Armored vehicles, helicopter engines and lifesaving medical tech.
In 2014, having withdrawn from Iraq and looking to end its official combat mission in Afghanistan, the U.S. Army started to assess the impact of more than a decade of almost exclusively fighting insurgents and terrorists. In that time, it had trained its troops primarily for that mission and bought gear specifically for those nebulous conflicts.
But the world seemed to be getting more complicated and troops would need new weapons and gear to help deal with these threats.
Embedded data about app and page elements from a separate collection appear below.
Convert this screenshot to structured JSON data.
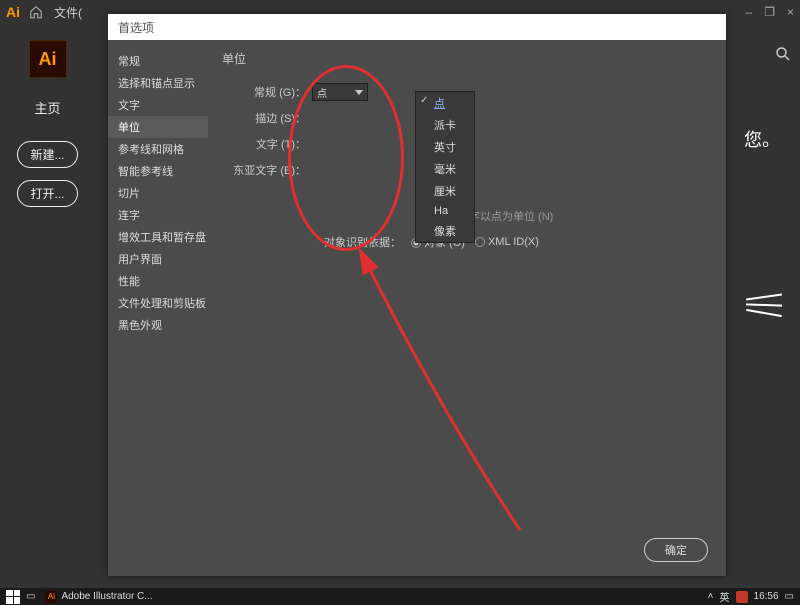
{
  "menubar": {
    "ai": "Ai",
    "file": "文件(",
    "window_min": "–",
    "window_restore": "❐",
    "window_close": "×"
  },
  "left_rail": {
    "home": "主页",
    "new_btn": "新建...",
    "open_btn": "打开..."
  },
  "dialog": {
    "title": "首选项",
    "sidebar": [
      "常规",
      "选择和锚点显示",
      "文字",
      "单位",
      "参考线和网格",
      "智能参考线",
      "切片",
      "连字",
      "增效工具和暂存盘",
      "用户界面",
      "性能",
      "文件处理和剪贴板",
      "黑色外观"
    ],
    "selected_index": 3,
    "section_title": "单位",
    "rows": {
      "general": "常规 (G)：",
      "stroke": "描边 (S)：",
      "type": "文字 (T)：",
      "asian": "东亚文字 (E)："
    },
    "dropdown_value": "点",
    "dropdown_items": [
      "点",
      "派卡",
      "英寸",
      "毫米",
      "厘米",
      "Ha",
      "像素"
    ],
    "checked_index": 0,
    "hint_text": "数字以点为单位 (N)",
    "obj_id_label": "对象识别依据：",
    "radio1": "对象 (O)",
    "radio2": "XML ID(X)",
    "ok": "确定"
  },
  "right": {
    "text": "您。"
  },
  "taskbar": {
    "app": "Adobe Illustrator C...",
    "ime": "英",
    "time": "16:56"
  }
}
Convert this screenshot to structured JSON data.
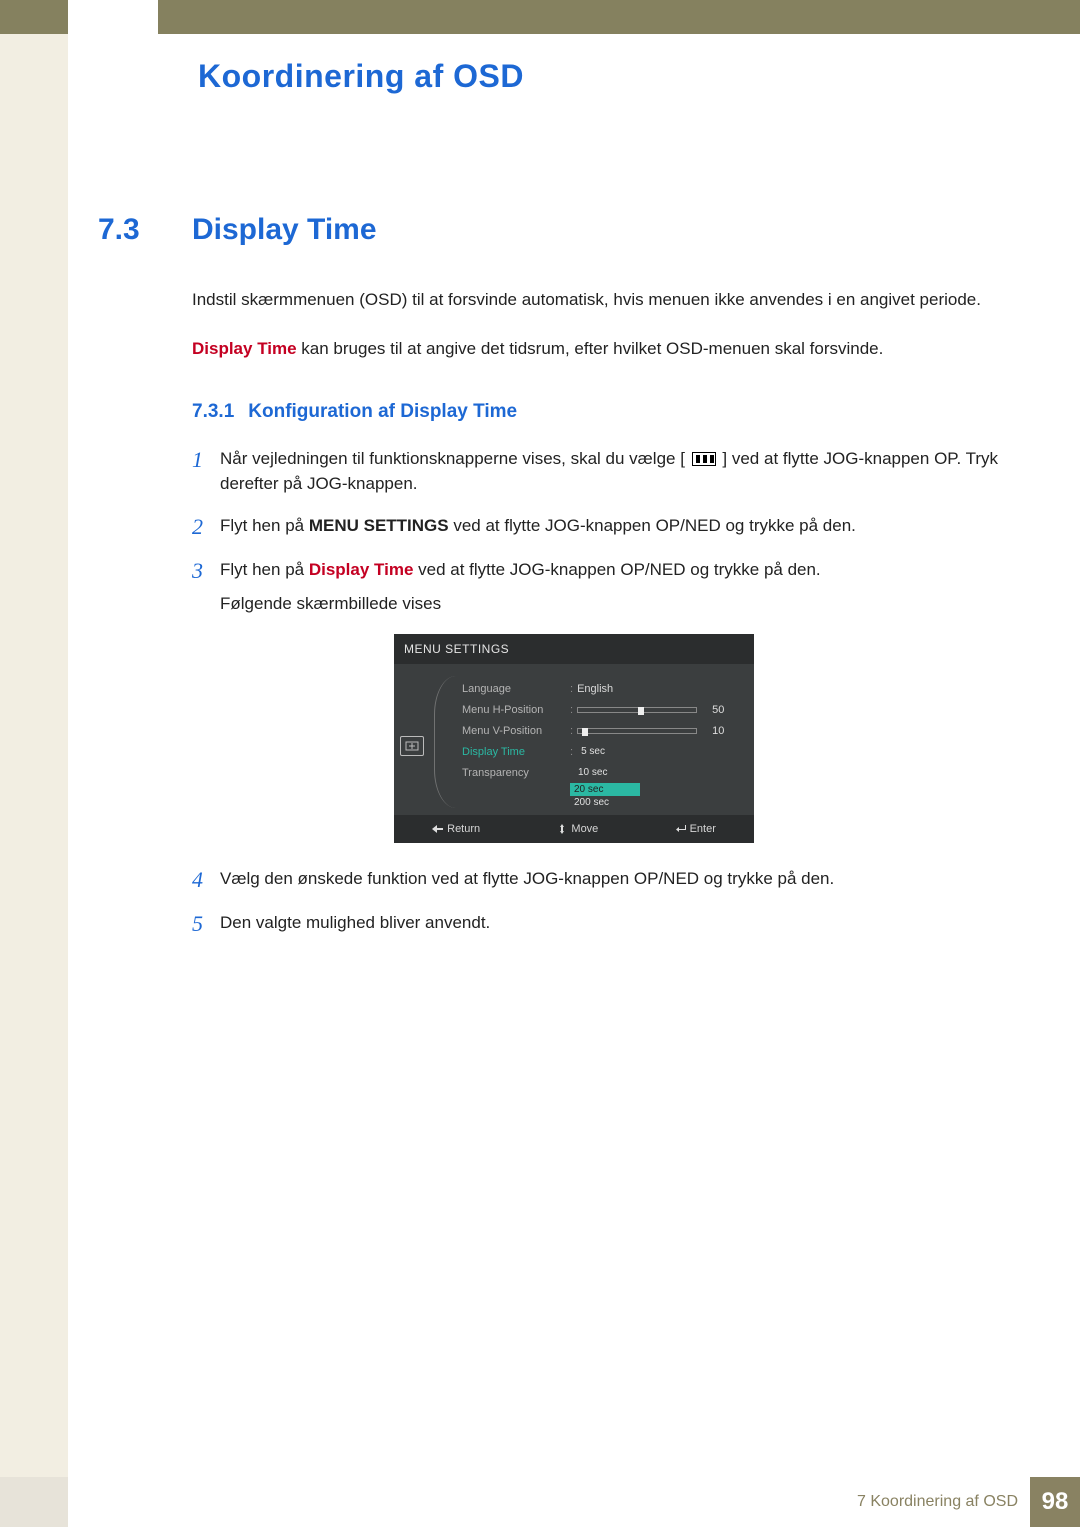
{
  "header": {
    "chapter_title": "Koordinering af OSD"
  },
  "section": {
    "number": "7.3",
    "title": "Display Time"
  },
  "intro": {
    "p1": "Indstil skærmmenuen (OSD) til at forsvinde automatisk, hvis menuen ikke anvendes i en angivet periode.",
    "p2_red": "Display Time",
    "p2_rest": " kan bruges til at angive det tidsrum, efter hvilket OSD-menuen skal forsvinde."
  },
  "subsection": {
    "number": "7.3.1",
    "title": "Konfiguration af Display Time"
  },
  "steps": {
    "s1_a": "Når vejledningen til funktionsknapperne vises, skal du vælge [",
    "s1_b": "] ved at flytte JOG-knappen OP. Tryk derefter på JOG-knappen.",
    "s2_a": "Flyt hen på ",
    "s2_bold": "MENU SETTINGS",
    "s2_b": " ved at flytte JOG-knappen OP/NED og trykke på den.",
    "s3_a": "Flyt hen på ",
    "s3_red": "Display Time",
    "s3_b": " ved at flytte JOG-knappen OP/NED og trykke på den.",
    "s3_sub": "Følgende skærmbillede vises",
    "s4": "Vælg den ønskede funktion ved at flytte JOG-knappen OP/NED og trykke på den.",
    "s5": "Den valgte mulighed bliver anvendt."
  },
  "nums": {
    "n1": "1",
    "n2": "2",
    "n3": "3",
    "n4": "4",
    "n5": "5"
  },
  "osd": {
    "title": "MENU SETTINGS",
    "rows": {
      "language": {
        "label": "Language",
        "value": "English"
      },
      "hpos": {
        "label": "Menu H-Position",
        "value": "50",
        "knob": 84
      },
      "vpos": {
        "label": "Menu V-Position",
        "value": "10",
        "knob": 6
      },
      "dtime": {
        "label": "Display Time"
      },
      "transp": {
        "label": "Transparency"
      }
    },
    "options": {
      "o1": "5 sec",
      "o2": "10 sec",
      "o3": "20 sec",
      "o4": "200 sec"
    },
    "footer": {
      "return": "Return",
      "move": "Move",
      "enter": "Enter"
    }
  },
  "footer": {
    "chapter": "7 Koordinering af OSD",
    "page": "98"
  }
}
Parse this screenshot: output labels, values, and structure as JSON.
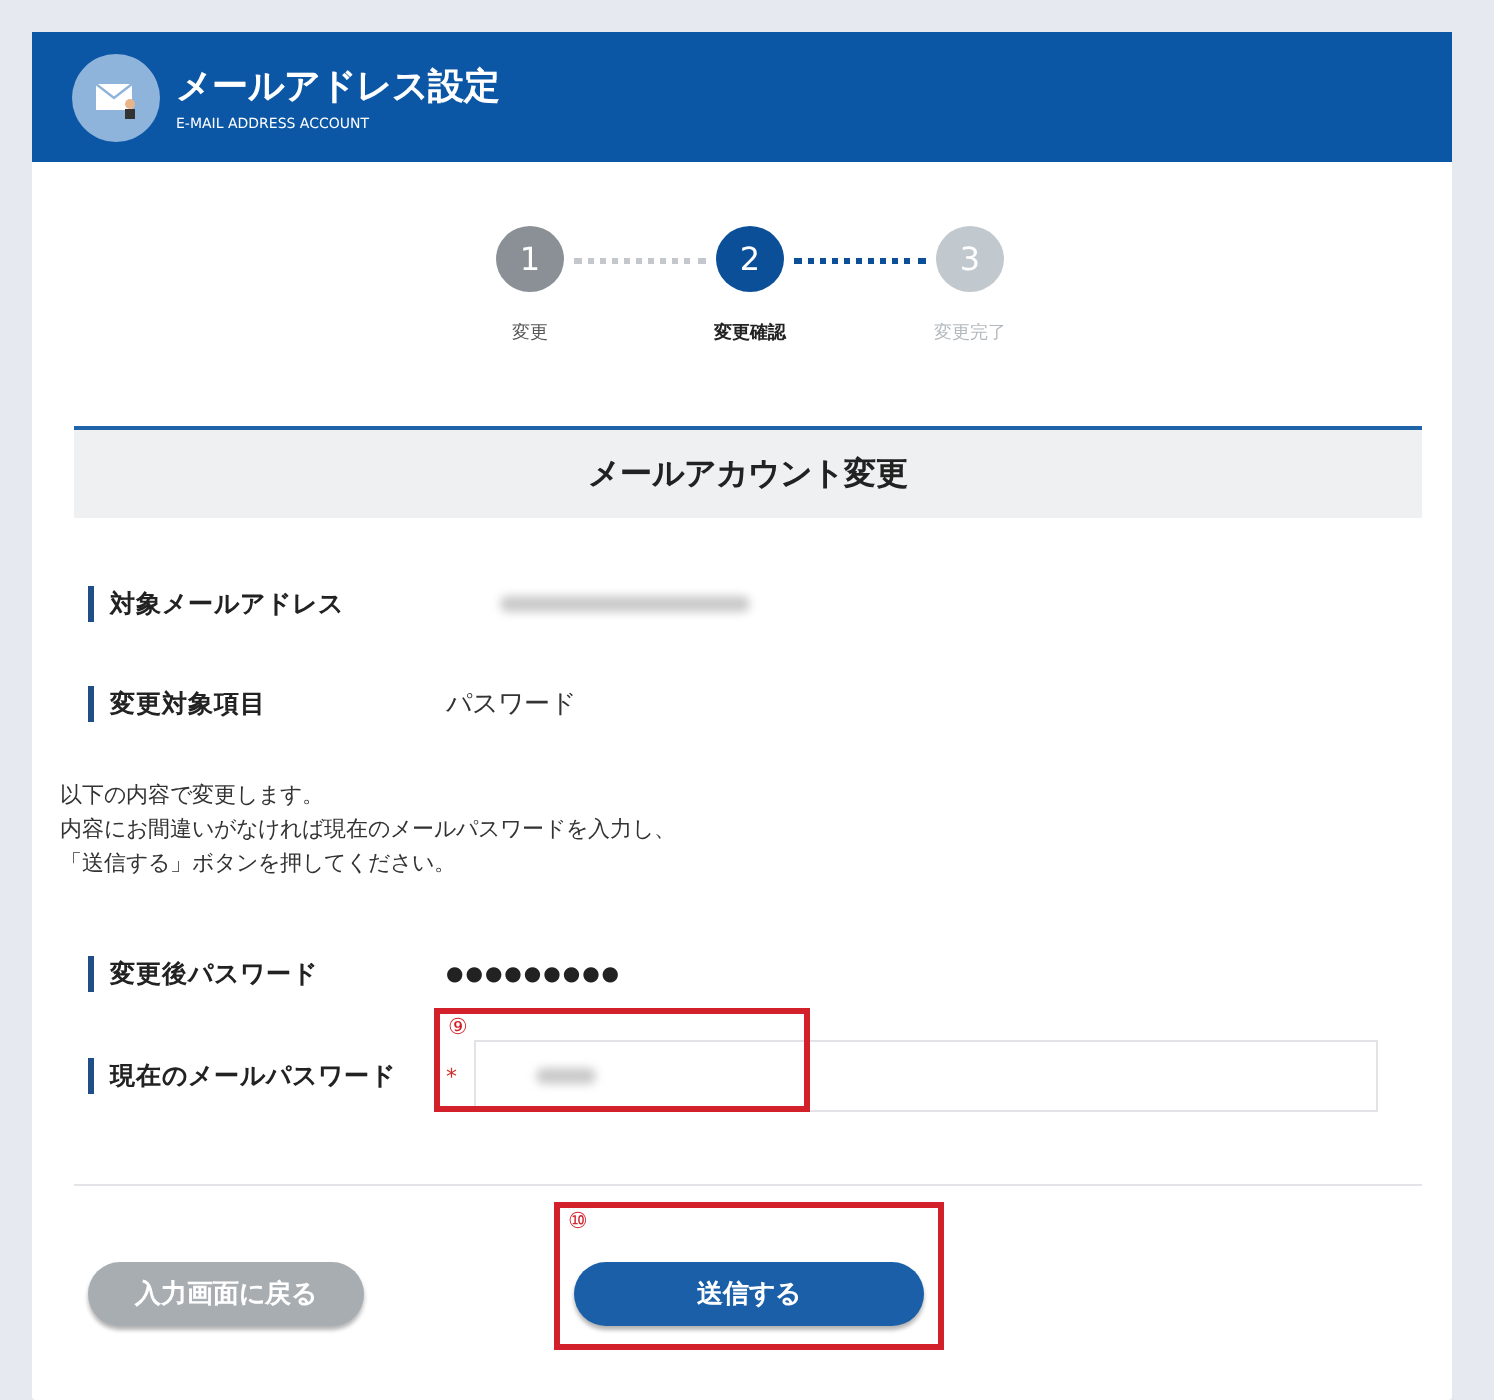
{
  "header": {
    "title": "メールアドレス設定",
    "subtitle": "E-MAIL ADDRESS ACCOUNT"
  },
  "steps": [
    {
      "number": "1",
      "label": "変更",
      "selected": false,
      "completed": true
    },
    {
      "number": "2",
      "label": "変更確認",
      "selected": true,
      "completed": false
    },
    {
      "number": "3",
      "label": "変更完了",
      "selected": false,
      "completed": false
    }
  ],
  "section_title": "メールアカウント変更",
  "fields": [
    {
      "label": "対象メールアドレス",
      "kind": "redacted"
    },
    {
      "label": "変更対象項目",
      "kind": "text",
      "value": "パスワード"
    }
  ],
  "instructions": [
    "以下の内容で変更します。",
    "内容にお間違いがなければ現在のメールパスワードを入力し、",
    "「送信する」ボタンを押してください。"
  ],
  "fields_after": [
    {
      "label": "変更後パスワード",
      "kind": "text",
      "value": "●●●●●●●●●"
    },
    {
      "label": "現在のメールパスワード",
      "kind": "input",
      "required_mark": "*",
      "annotation": "⑨"
    }
  ],
  "buttons": [
    {
      "label": "入力画面に戻る",
      "kind": "secondary"
    },
    {
      "label": "送信する",
      "kind": "primary",
      "annotation": "⑩"
    }
  ]
}
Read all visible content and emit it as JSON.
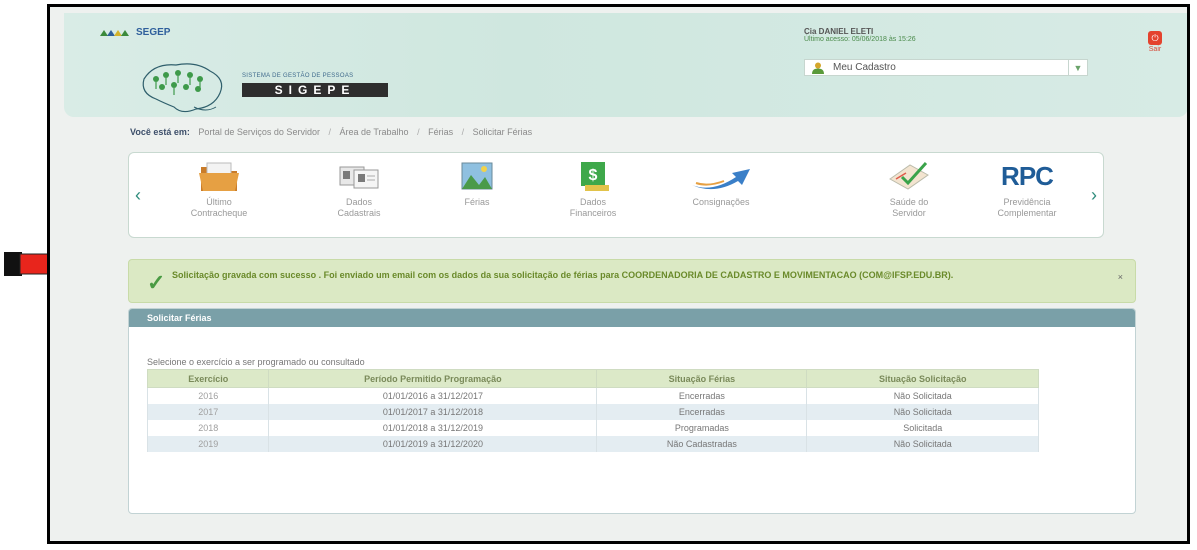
{
  "header": {
    "brand_text": "SEGEP",
    "logo_subtitle": "SISTEMA DE GESTÃO DE PESSOAS",
    "logo_text": "SIGEPE",
    "user_name": "Cia DANIEL ELETI",
    "last_access": "Último acesso: 05/06/2018 às 15:26",
    "cadastro_label": "Meu Cadastro",
    "sair_label": "Sair"
  },
  "breadcrumb": {
    "prefix": "Você está em:",
    "items": [
      "Portal de Serviços do Servidor",
      "Área de Trabalho",
      "Férias",
      "Solicitar Férias"
    ]
  },
  "carousel": {
    "items": [
      {
        "label": "Último\nContracheque",
        "icon": "folder-icon"
      },
      {
        "label": "Dados\nCadastrais",
        "icon": "id-cards-icon"
      },
      {
        "label": "Férias",
        "icon": "landscape-icon"
      },
      {
        "label": "Dados\nFinanceiros",
        "icon": "money-icon"
      },
      {
        "label": "Consignações",
        "icon": "swoosh-icon"
      },
      {
        "label": "Saúde do\nServidor",
        "icon": "health-check-icon"
      },
      {
        "label": "Previdência\nComplementar",
        "icon_text": "RPC"
      }
    ]
  },
  "success": {
    "message": "Solicitação gravada com sucesso . Foi enviado um email com os dados da sua solicitação de férias para COORDENADORIA DE CADASTRO E MOVIMENTACAO (COM@IFSP.EDU.BR).",
    "close": "×"
  },
  "panel": {
    "title": "Solicitar Férias",
    "subtitle": "Selecione o exercício a ser programado ou consultado",
    "columns": [
      "Exercício",
      "Período Permitido Programação",
      "Situação Férias",
      "Situação Solicitação"
    ],
    "rows": [
      {
        "year": "2016",
        "period": "01/01/2016 a 31/12/2017",
        "ferias": "Encerradas",
        "solicitacao": "Não Solicitada"
      },
      {
        "year": "2017",
        "period": "01/01/2017 a 31/12/2018",
        "ferias": "Encerradas",
        "solicitacao": "Não Solicitada"
      },
      {
        "year": "2018",
        "period": "01/01/2018 a 31/12/2019",
        "ferias": "Programadas",
        "solicitacao": "Solicitada"
      },
      {
        "year": "2019",
        "period": "01/01/2019 a 31/12/2020",
        "ferias": "Não Cadastradas",
        "solicitacao": "Não Solicitada"
      }
    ]
  },
  "colors": {
    "annotation_arrow": "#e8251c",
    "success_bg": "#dbe9c4",
    "panel_header": "#7aa0a8",
    "logo_blue": "#1f5c97"
  }
}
So, the ground combat branch went on a modernization blitz.
In December 2016, …read more
Source: The National Interest